Phil Green looked startled. This was new to him and everyone else in the studio.
"This fellow Nielsen is the man who ran against you when you broke the four-minute mile?"
"Yes, Gunnar Nielsen of Denmark."
"Yet he gave you the beck, he motioned for you to pass him?"
"He gave me the beck to move inside him, for which I thanked him from the bottom of my heart."
"He felt he was gone, of course?"
"He felt he had no chance at that stage."
"But he could have shut you out?"
"He could assist me or he could shut me out, as you say. Instead, he let me run inside him, and I took this very nice opportunity and moved inside him. Then I had a gap to move out on. This was at the 300-yard stage with Hewson now taking over the lead from Lincoln. I moved outside then, and we were in the back straight so I was losing no ground on the outside here because each man had to run the same length of the straight. I decided I would move up slowly and hit the bunch at 150 yards from home. I think I had planned this all along, before the Olympics. So I moved up slowly, still feeling very good. Landy was ahead of me slightly and he was really moving. He was working, you know. I got by Landy pretty easy, and that put me in 4th position—about 180 yards to go. When I saw Hewson in front of me I said to myself, 'Gosh, this is Brian Hewson—this is the guy that beat me at Lansdowne Road last summer'—and I think I remember saying, 'There's not going to be a repeat of Lansdowne Road.' [Ronnie was beaten decisively by Hewson at Lansdowne Road.] So I really put the boot down, as we say at home here, and I found that I was surging to the front with very little difficulty. I hit the front, and I knew I was going away from them at 50 yards from the tape. I realized I had the race won, and I sort of remember breaking out into a big smile, and when I went through the tape I was so delighted I threw my arms out in the air. I never felt so happy in all my life."
DELANY ON THE BOARDS
Two meetings between Ireland's Olympic star and Hungary's crack miler, Làszló Tàbori, will be highlights of the 1957 indoor track season.
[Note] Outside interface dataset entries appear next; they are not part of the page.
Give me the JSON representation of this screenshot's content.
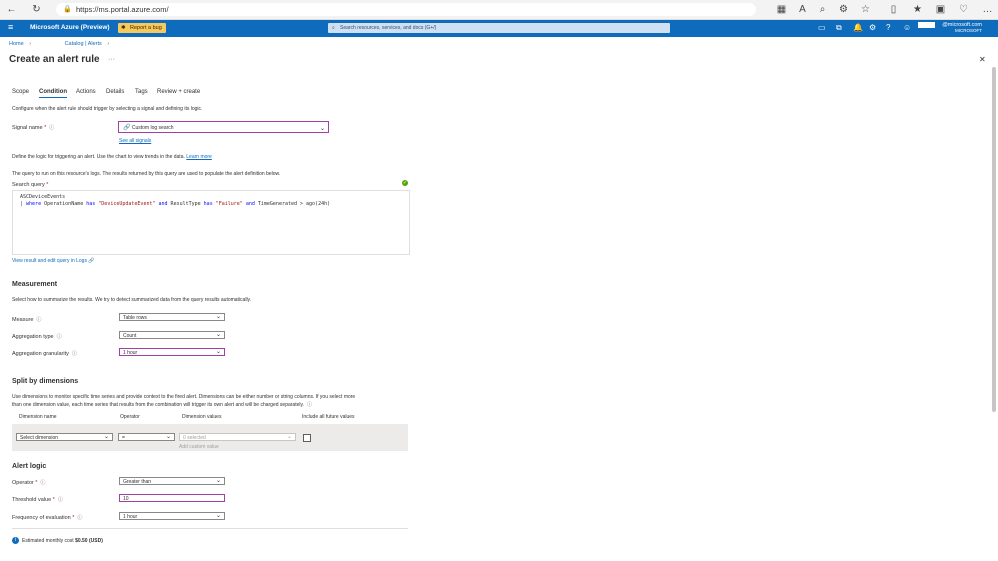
{
  "browser": {
    "url": "https://ms.portal.azure.com/"
  },
  "azure": {
    "brand": "Microsoft Azure (Preview)",
    "report_bug": "Report a bug",
    "search_placeholder": "Search resources, services, and docs (G+/)",
    "account": "@microsoft.com",
    "tenant": "MICROSOFT"
  },
  "breadcrumb": {
    "home": "Home",
    "catalog": "Catalog | Alerts"
  },
  "page": {
    "title": "Create an alert rule",
    "more": "···",
    "close": "✕"
  },
  "tabs": [
    "Scope",
    "Condition",
    "Actions",
    "Details",
    "Tags",
    "Review + create"
  ],
  "condition": {
    "intro": "Configure when the alert rule should trigger by selecting a signal and defining its logic.",
    "signal_label": "Signal name",
    "signal_value": "Custom log search",
    "see_all": "See all signals",
    "define": "Define the logic for triggering an alert. Use the chart to view trends in the data.",
    "learn_more": "Learn more",
    "query_desc": "The query to run on this resource's logs. The results returned by this query are used to populate the alert definition below.",
    "query_label": "Search query",
    "query_line1": "ASCDeviceEvents",
    "query_pipe": "| ",
    "q_where": "where",
    "q_a": " OperationName ",
    "q_has1": "has",
    "q_str1": " \"DeviceUpdateEvent\"",
    "q_and1": " and",
    "q_b": " ResultType ",
    "q_has2": "has",
    "q_str2": " \"Failure\"",
    "q_and2": " and",
    "q_c": " TimeGenerated > ago(24h)",
    "view_logs": "View result and edit query in Logs"
  },
  "measurement": {
    "heading": "Measurement",
    "desc": "Select how to summarize the results. We try to detect summarized data from the query results automatically.",
    "measure_label": "Measure",
    "measure_value": "Table rows",
    "agg_type_label": "Aggregation type",
    "agg_type_value": "Count",
    "agg_gran_label": "Aggregation granularity",
    "agg_gran_value": "1 hour"
  },
  "split": {
    "heading": "Split by dimensions",
    "desc1": "Use dimensions to monitor specific time series and provide context to the fired alert. Dimensions can be either number or string columns. If you select more",
    "desc2": "than one dimension value, each time series that results from the combination will trigger its own alert and will be charged separately.",
    "col_name": "Dimension name",
    "col_operator": "Operator",
    "col_values": "Dimension values",
    "col_future": "Include all future values",
    "dim_select": "Select dimension",
    "op_value": "=",
    "values_placeholder": "0 selected",
    "add_custom": "Add custom value"
  },
  "alert_logic": {
    "heading": "Alert logic",
    "operator_label": "Operator",
    "operator_value": "Greater than",
    "threshold_label": "Threshold value",
    "threshold_value": "10",
    "frequency_label": "Frequency of evaluation",
    "frequency_value": "1 hour"
  },
  "cost": {
    "label": "Estimated monthly cost",
    "value": "$0.50 (USD)"
  }
}
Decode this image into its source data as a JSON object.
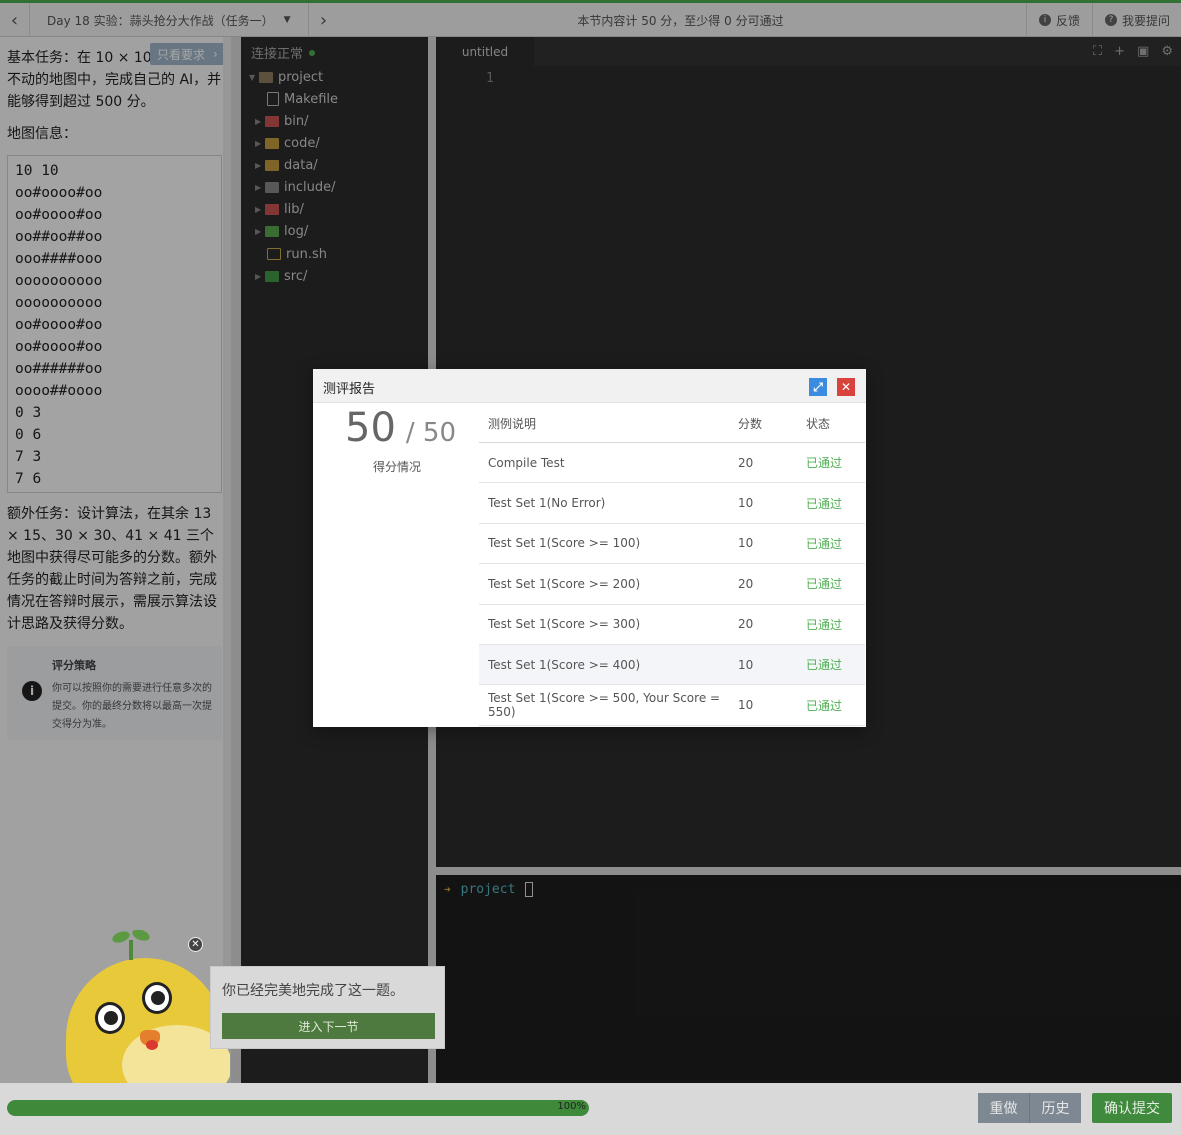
{
  "topbar": {
    "lesson_title": "Day 18 实验：蒜头抢分大作战（任务一）",
    "score_hint": "本节内容计 50 分，至少得 0 分可通过",
    "feedback_label": "反馈",
    "ask_label": "我要提问"
  },
  "description": {
    "task_text": "基本任务：在 10 × 10 …动，AI 不动的地图中，完成自己的 AI，并能够得到超过 500 分。",
    "req_tag": "只看要求",
    "map_title": "地图信息：",
    "map_lines": [
      "10 10",
      "oo#oooo#oo",
      "oo#oooo#oo",
      "oo##oo##oo",
      "ooo####ooo",
      "oooooooooo",
      "oooooooooo",
      "oo#oooo#oo",
      "oo#oooo#oo",
      "oo######oo",
      "oooo##oooo",
      "0 3",
      "0 6",
      "7 3",
      "7 6"
    ],
    "extra_text": "额外任务：设计算法，在其余 13 × 15、30 × 30、41 × 41 三个地图中获得尽可能多的分数。额外任务的截止时间为答辩之前，完成情况在答辩时展示，需展示算法设计思路及获得分数。",
    "policy_title": "评分策略",
    "policy_body": "你可以按照你的需要进行任意多次的提交。你的最终分数将以最高一次提交得分为准。"
  },
  "filetree": {
    "status": "连接正常",
    "items": [
      {
        "label": "project",
        "icon": "folder",
        "expanded": true
      },
      {
        "label": "Makefile",
        "icon": "doc"
      },
      {
        "label": "bin/",
        "icon": "bin"
      },
      {
        "label": "code/",
        "icon": "code"
      },
      {
        "label": "data/",
        "icon": "data"
      },
      {
        "label": "include/",
        "icon": "include"
      },
      {
        "label": "lib/",
        "icon": "lib"
      },
      {
        "label": "log/",
        "icon": "log"
      },
      {
        "label": "run.sh",
        "icon": "sh"
      },
      {
        "label": "src/",
        "icon": "src"
      }
    ]
  },
  "editor": {
    "tab_label": "untitled",
    "line_number": "1"
  },
  "terminal": {
    "prompt": "project"
  },
  "report": {
    "title": "测评报告",
    "score": "50",
    "total": "/ 50",
    "score_label": "得分情况",
    "headers": {
      "desc": "测例说明",
      "score": "分数",
      "status": "状态"
    },
    "rows": [
      {
        "desc": "Compile Test",
        "score": "20",
        "status": "已通过"
      },
      {
        "desc": "Test Set 1(No Error)",
        "score": "10",
        "status": "已通过"
      },
      {
        "desc": "Test Set 1(Score >= 100)",
        "score": "10",
        "status": "已通过"
      },
      {
        "desc": "Test Set 1(Score >= 200)",
        "score": "20",
        "status": "已通过"
      },
      {
        "desc": "Test Set 1(Score >= 300)",
        "score": "20",
        "status": "已通过"
      },
      {
        "desc": "Test Set 1(Score >= 400)",
        "score": "10",
        "status": "已通过"
      },
      {
        "desc": "Test Set 1(Score >= 500, Your Score = 550)",
        "score": "10",
        "status": "已通过"
      }
    ]
  },
  "toast": {
    "message": "你已经完美地完成了这一题。",
    "next_label": "进入下一节"
  },
  "bottombar": {
    "progress": 1.0,
    "progress_text": "100%",
    "redo_label": "重做",
    "history_label": "历史",
    "submit_label": "确认提交"
  },
  "colors": {
    "accent": "#4caf50",
    "pass": "#4caf50",
    "close": "#d9433d",
    "expand": "#3b8be0"
  }
}
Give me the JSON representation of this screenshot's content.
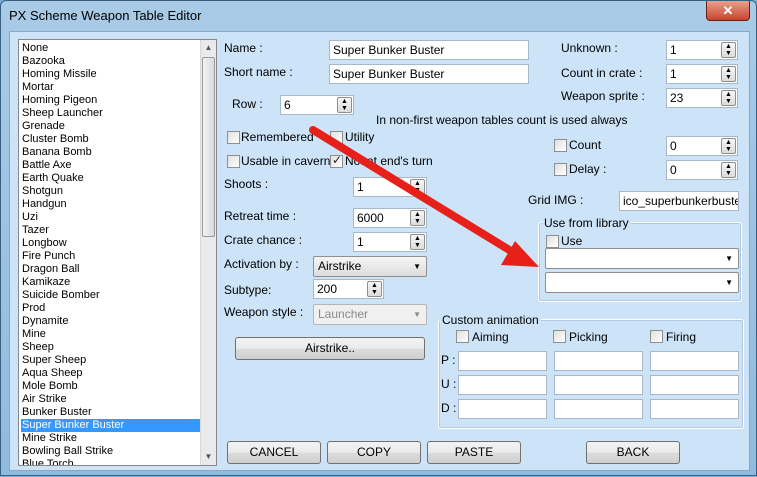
{
  "window": {
    "title": "PX Scheme Weapon Table Editor",
    "close_glyph": "✕"
  },
  "weapon_list": {
    "items": [
      "None",
      "Bazooka",
      "Homing Missile",
      "Mortar",
      "Homing Pigeon",
      "Sheep Launcher",
      "Grenade",
      "Cluster Bomb",
      "Banana Bomb",
      "Battle Axe",
      "Earth Quake",
      "Shotgun",
      "Handgun",
      "Uzi",
      "Tazer",
      "Longbow",
      "Fire Punch",
      "Dragon Ball",
      "Kamikaze",
      "Suicide Bomber",
      "Prod",
      "Dynamite",
      "Mine",
      "Sheep",
      "Super Sheep",
      "Aqua Sheep",
      "Mole Bomb",
      "Air Strike",
      "Bunker Buster",
      "Super Bunker Buster",
      "Mine Strike",
      "Bowling Ball Strike",
      "Blue Torch"
    ],
    "selected": "Super Bunker Buster"
  },
  "fields": {
    "name_label": "Name :",
    "name_value": "Super Bunker Buster",
    "short_label": "Short name :",
    "short_value": "Super Bunker Buster",
    "row_label": "Row :",
    "row_value": "6",
    "note": "In non-first weapon tables count is used always",
    "remembered": "Remembered",
    "utility": "Utility",
    "usable_cavern": "Usable in cavern",
    "not_end_turn": "Not at end's turn",
    "shoots_label": "Shoots :",
    "shoots_value": "1",
    "retreat_label": "Retreat time :",
    "retreat_value": "6000",
    "crate_label": "Crate chance :",
    "crate_value": "1",
    "activation_label": "Activation by :",
    "activation_value": "Airstrike",
    "subtype_label": "Subtype:",
    "subtype_value": "200",
    "style_label": "Weapon style :",
    "style_value": "Launcher",
    "airstrike_btn": "Airstrike..",
    "unknown_label": "Unknown :",
    "unknown_value": "1",
    "count_crate_label": "Count in crate :",
    "count_crate_value": "1",
    "sprite_label": "Weapon sprite :",
    "sprite_value": "23",
    "count_label": "Count",
    "count_value": "0",
    "delay_label": "Delay :",
    "delay_value": "0",
    "grid_label": "Grid IMG :",
    "grid_value": "ico_superbunkerbuster.p"
  },
  "library": {
    "title": "Use from library",
    "use_label": "Use"
  },
  "animation": {
    "title": "Custom animation",
    "aiming": "Aiming",
    "picking": "Picking",
    "firing": "Firing",
    "p": "P :",
    "u": "U :",
    "d": "D :"
  },
  "buttons": {
    "cancel": "CANCEL",
    "copy": "COPY",
    "paste": "PASTE",
    "back": "BACK"
  },
  "colors": {
    "client_bg": "#cce3f8",
    "selection": "#3399ff",
    "annotation_arrow": "#e8201a"
  }
}
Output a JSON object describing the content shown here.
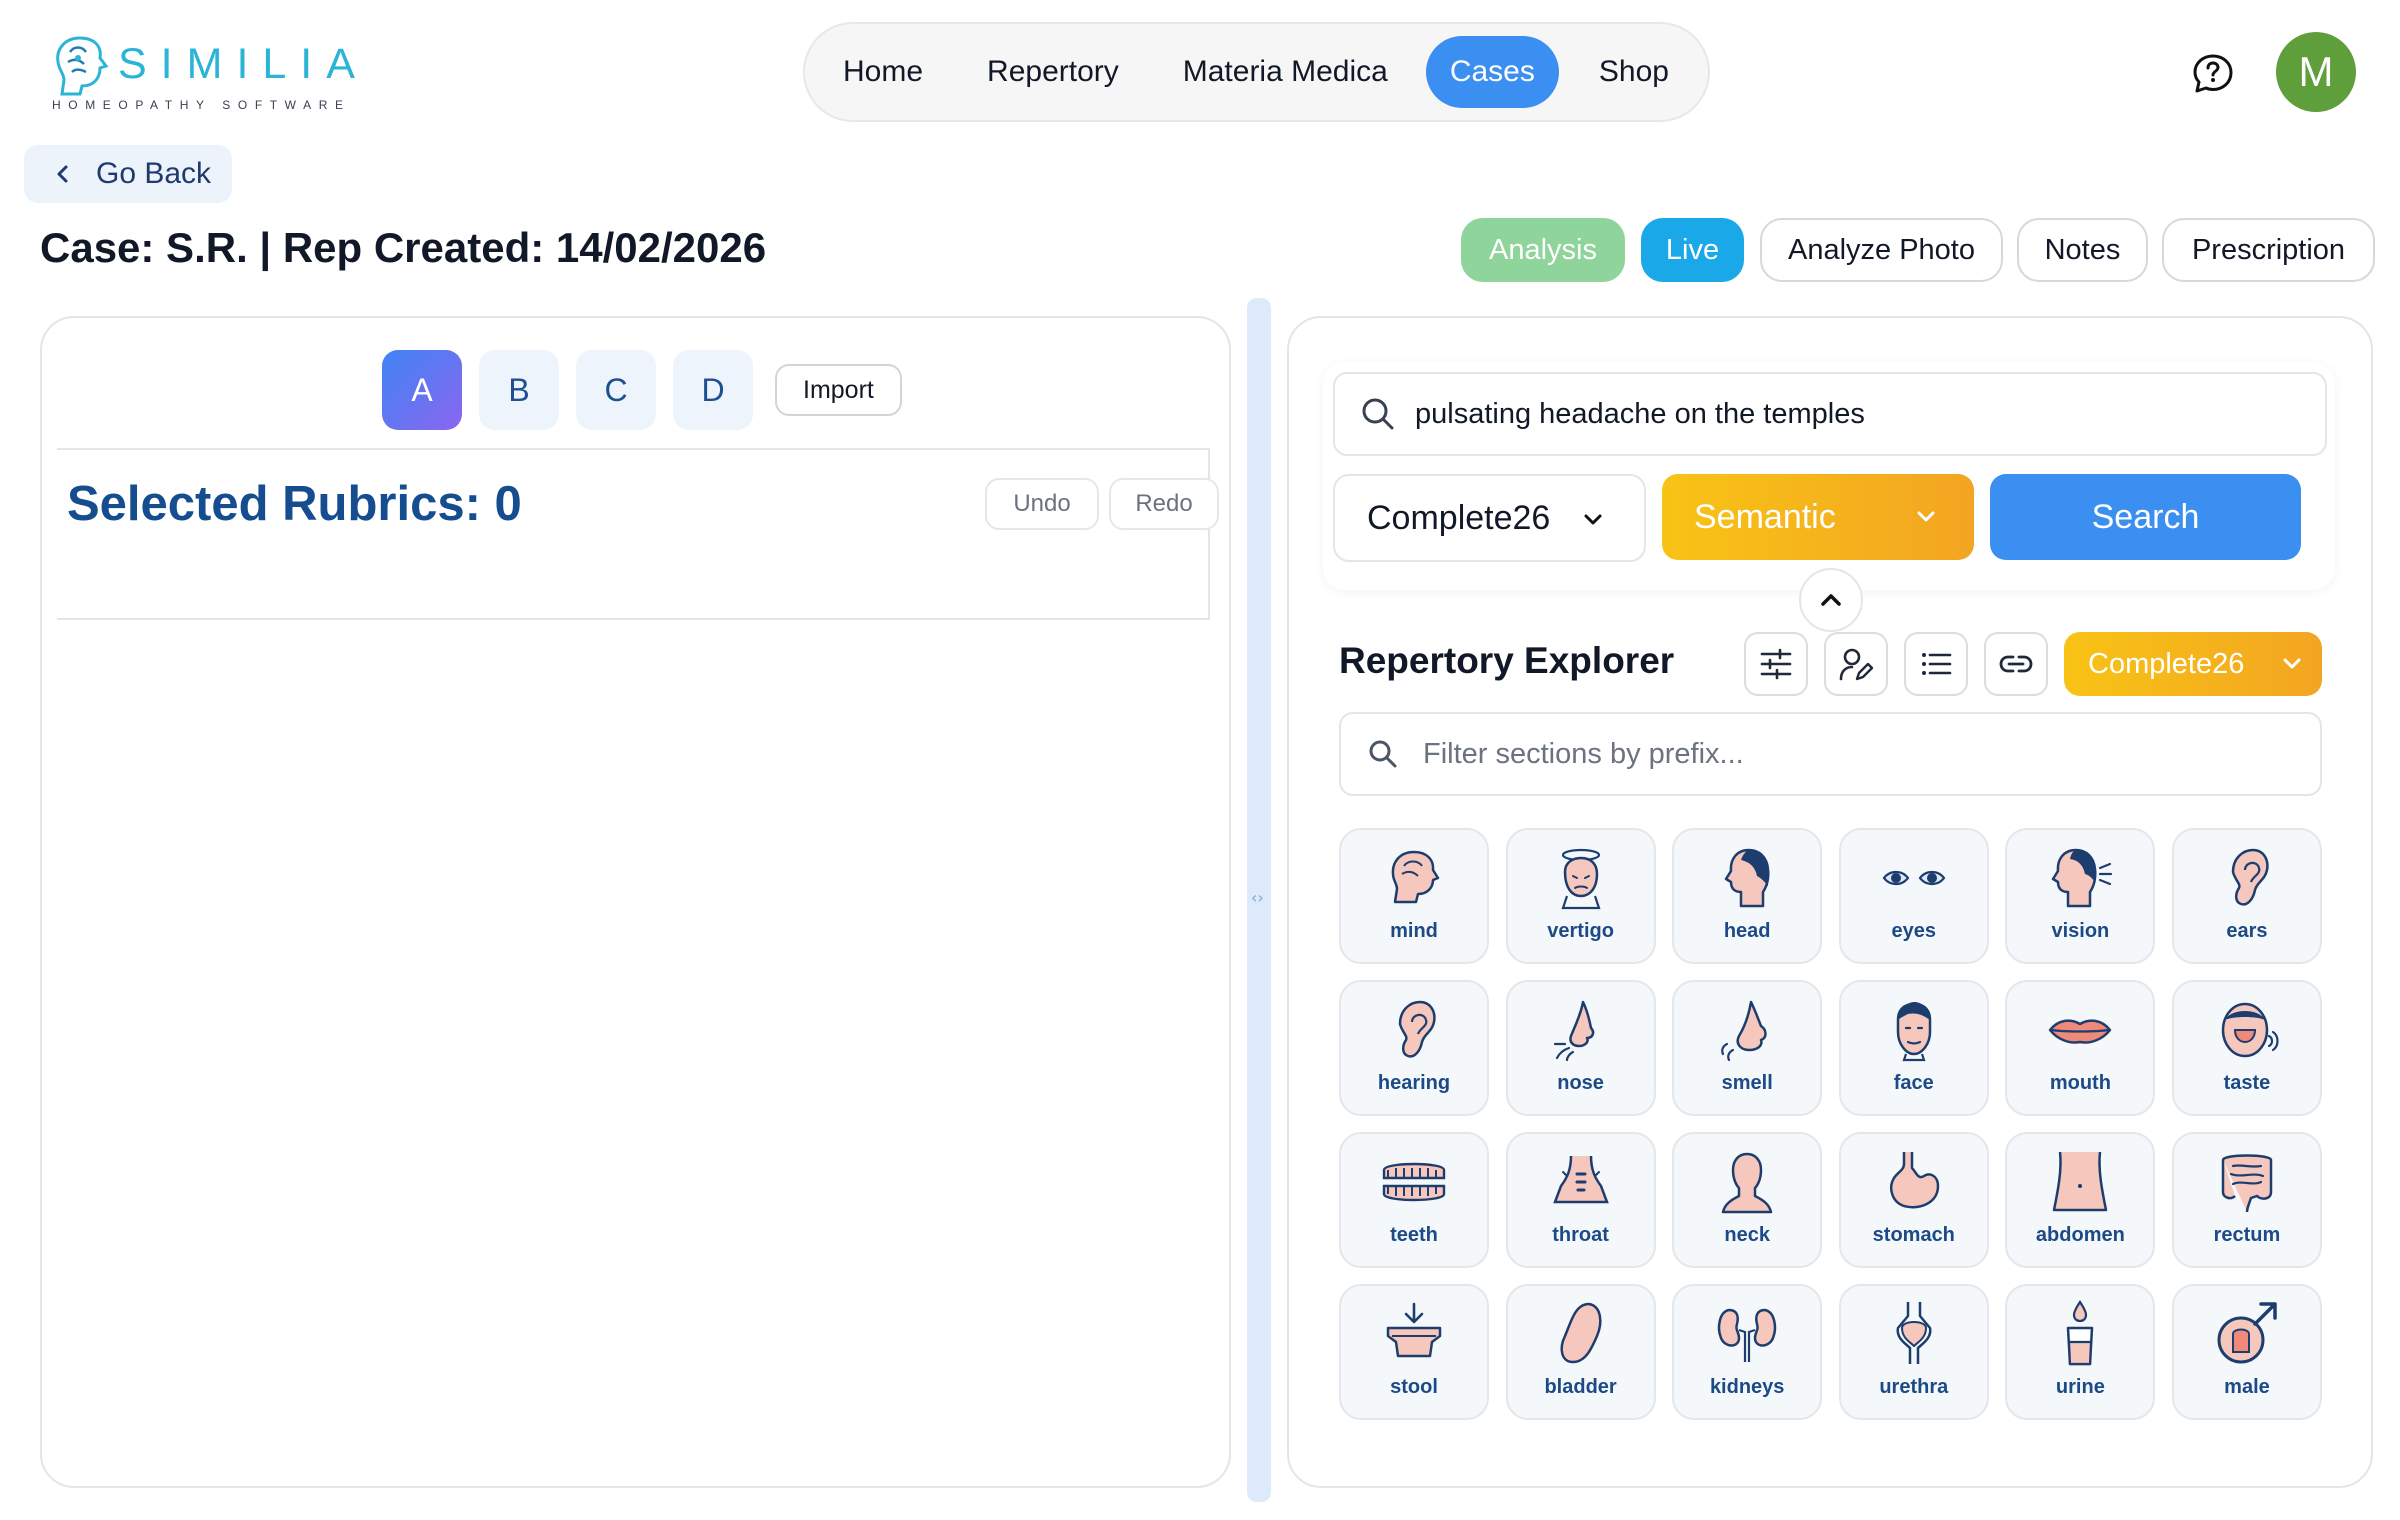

Delany's first appearance will be at the Boston A A games on February 2; he will appear in five, possibly seven, more mile races thereafter:
Feb. 2 Boston AA games*
Feb. 9 Millrose Games, New York
Feb. 16 New York AC Games
Feb. 23 AAU championships, New York*
Mar. 2 IC4A championships, New York
Mar. 9 K of C meet, New York
Possible further appearances are at the Chicago Daily News Relays on March 16 and the Cleveland K of C games March 22.
* against Làszló Tàbori